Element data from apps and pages
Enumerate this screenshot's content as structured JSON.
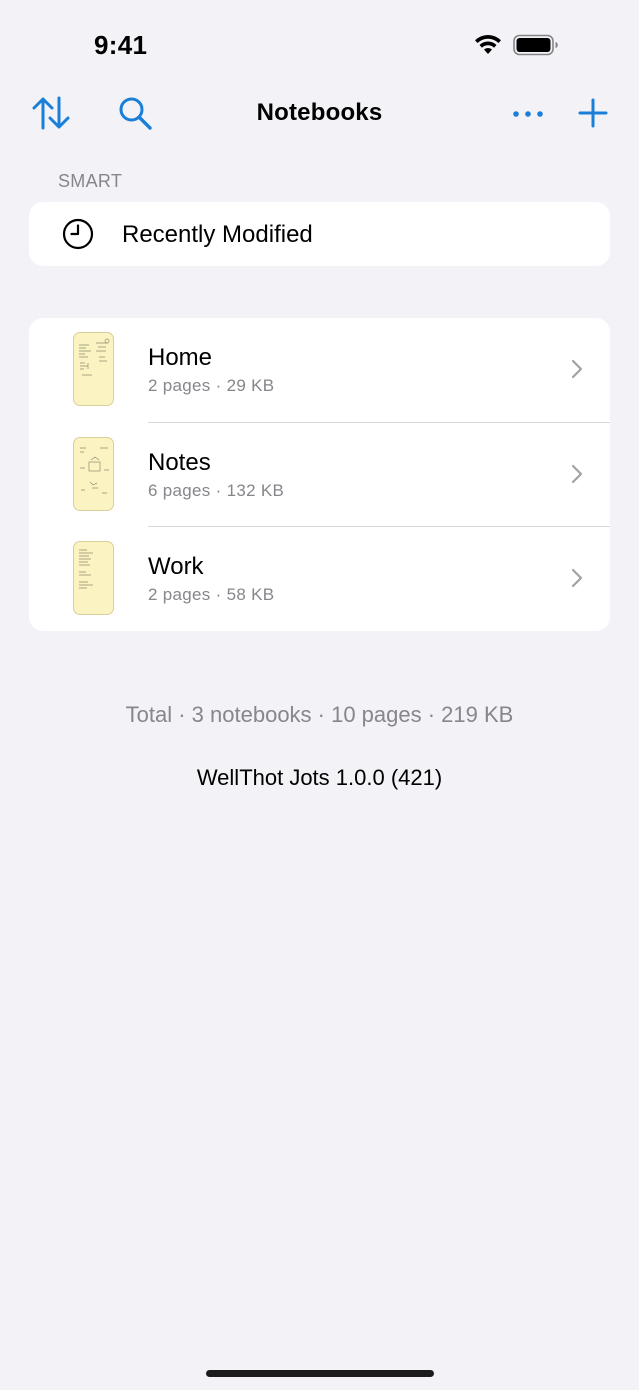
{
  "status_bar": {
    "time": "9:41",
    "icons": [
      "wifi-icon",
      "battery-icon"
    ]
  },
  "nav": {
    "title": "Notebooks",
    "left_actions": [
      "sort-icon",
      "search-icon"
    ],
    "right_actions": [
      "more-icon",
      "plus-icon"
    ],
    "accent_color": "#1a7fd9"
  },
  "smart_section": {
    "header": "SMART",
    "items": [
      {
        "label": "Recently Modified",
        "icon": "clock-icon"
      }
    ]
  },
  "notebooks": [
    {
      "title": "Home",
      "subtitle": "2 pages · 29 KB",
      "thumbnail_color": "#fbf3c1"
    },
    {
      "title": "Notes",
      "subtitle": "6 pages · 132 KB",
      "thumbnail_color": "#fbf3c1"
    },
    {
      "title": "Work",
      "subtitle": "2 pages · 58 KB",
      "thumbnail_color": "#fbf3c1"
    }
  ],
  "footer": {
    "total": "Total · 3 notebooks · 10 pages · 219 KB",
    "version": "WellThot Jots 1.0.0 (421)"
  },
  "colors": {
    "background": "#f2f2f7",
    "card": "#ffffff",
    "secondary_text": "#86868b",
    "accent": "#1a7fd9"
  }
}
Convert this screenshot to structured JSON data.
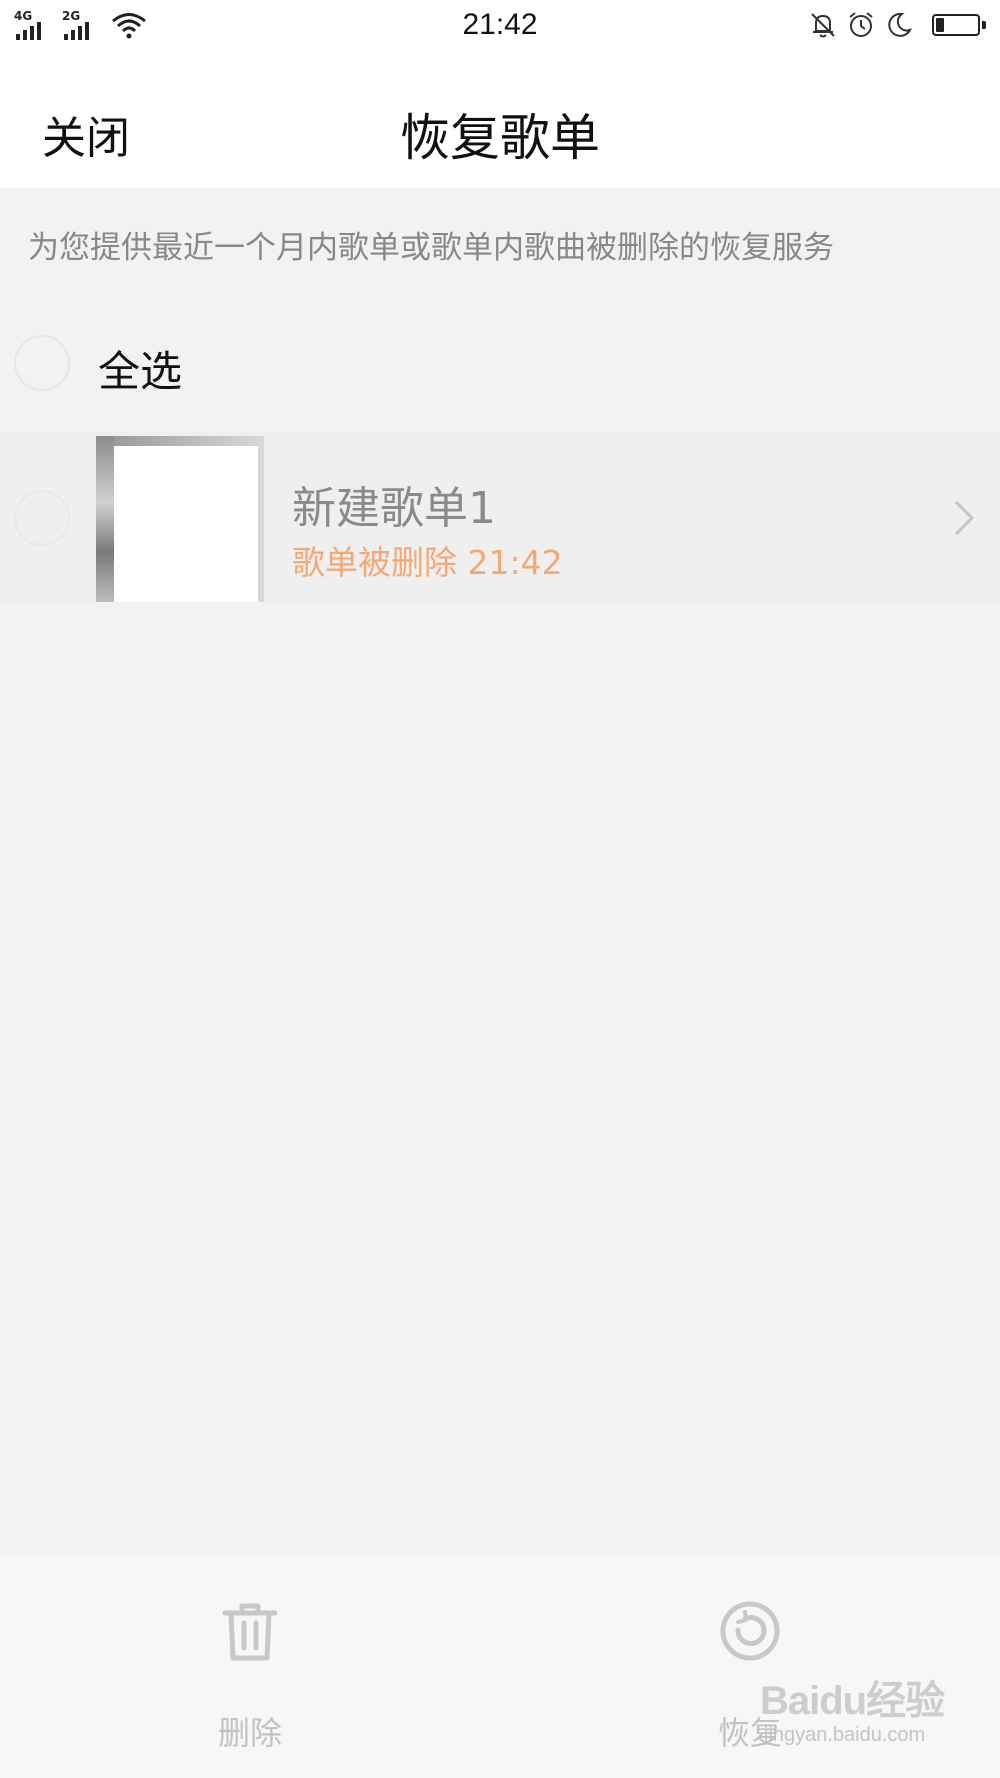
{
  "status_bar": {
    "time": "21:42",
    "signal1_label": "4G",
    "signal2_label": "2G",
    "icons": [
      "signal-icon",
      "signal-icon",
      "wifi-icon",
      "bell-muted-icon",
      "alarm-icon",
      "moon-icon",
      "battery-icon"
    ],
    "battery_level": 0.2
  },
  "header": {
    "close_label": "关闭",
    "title": "恢复歌单"
  },
  "info": {
    "text": "为您提供最近一个月内歌单或歌单内歌曲被删除的恢复服务"
  },
  "select_all": {
    "label": "全选",
    "checked": false
  },
  "playlists": [
    {
      "name": "新建歌单1",
      "status": "歌单被删除 21:42",
      "checked": false
    }
  ],
  "actions": {
    "delete_label": "删除",
    "restore_label": "恢复"
  },
  "watermark": {
    "main": "Baidu经验",
    "sub": "jingyan.baidu.com"
  },
  "colors": {
    "background": "#f2f2f2",
    "status_accent": "#f5a774",
    "muted_text": "#888888",
    "disabled_action": "#c2c2c2"
  }
}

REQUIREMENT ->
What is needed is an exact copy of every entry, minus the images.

RESULT BELOW ->
Enumerate this screenshot's content as structured JSON.
{
  "status_bar": {
    "time": "9:41",
    "icons": [
      "wifi-icon",
      "battery-icon"
    ]
  },
  "nav": {
    "title": "Notebooks",
    "left_actions": [
      "sort-icon",
      "search-icon"
    ],
    "right_actions": [
      "more-icon",
      "plus-icon"
    ],
    "accent_color": "#1a7fd9"
  },
  "smart_section": {
    "header": "SMART",
    "items": [
      {
        "label": "Recently Modified",
        "icon": "clock-icon"
      }
    ]
  },
  "notebooks": [
    {
      "title": "Home",
      "subtitle": "2 pages · 29 KB",
      "thumbnail_color": "#fbf3c1"
    },
    {
      "title": "Notes",
      "subtitle": "6 pages · 132 KB",
      "thumbnail_color": "#fbf3c1"
    },
    {
      "title": "Work",
      "subtitle": "2 pages · 58 KB",
      "thumbnail_color": "#fbf3c1"
    }
  ],
  "footer": {
    "total": "Total · 3 notebooks · 10 pages · 219 KB",
    "version": "WellThot Jots 1.0.0 (421)"
  },
  "colors": {
    "background": "#f2f2f7",
    "card": "#ffffff",
    "secondary_text": "#86868b",
    "accent": "#1a7fd9"
  }
}
Convert this screenshot to structured JSON data.
{
  "status_bar": {
    "time": "21:42",
    "signal1_label": "4G",
    "signal2_label": "2G",
    "icons": [
      "signal-icon",
      "signal-icon",
      "wifi-icon",
      "bell-muted-icon",
      "alarm-icon",
      "moon-icon",
      "battery-icon"
    ],
    "battery_level": 0.2
  },
  "header": {
    "close_label": "关闭",
    "title": "恢复歌单"
  },
  "info": {
    "text": "为您提供最近一个月内歌单或歌单内歌曲被删除的恢复服务"
  },
  "select_all": {
    "label": "全选",
    "checked": false
  },
  "playlists": [
    {
      "name": "新建歌单1",
      "status": "歌单被删除 21:42",
      "checked": false
    }
  ],
  "actions": {
    "delete_label": "删除",
    "restore_label": "恢复"
  },
  "watermark": {
    "main": "Baidu经验",
    "sub": "jingyan.baidu.com"
  },
  "colors": {
    "background": "#f2f2f2",
    "status_accent": "#f5a774",
    "muted_text": "#888888",
    "disabled_action": "#c2c2c2"
  }
}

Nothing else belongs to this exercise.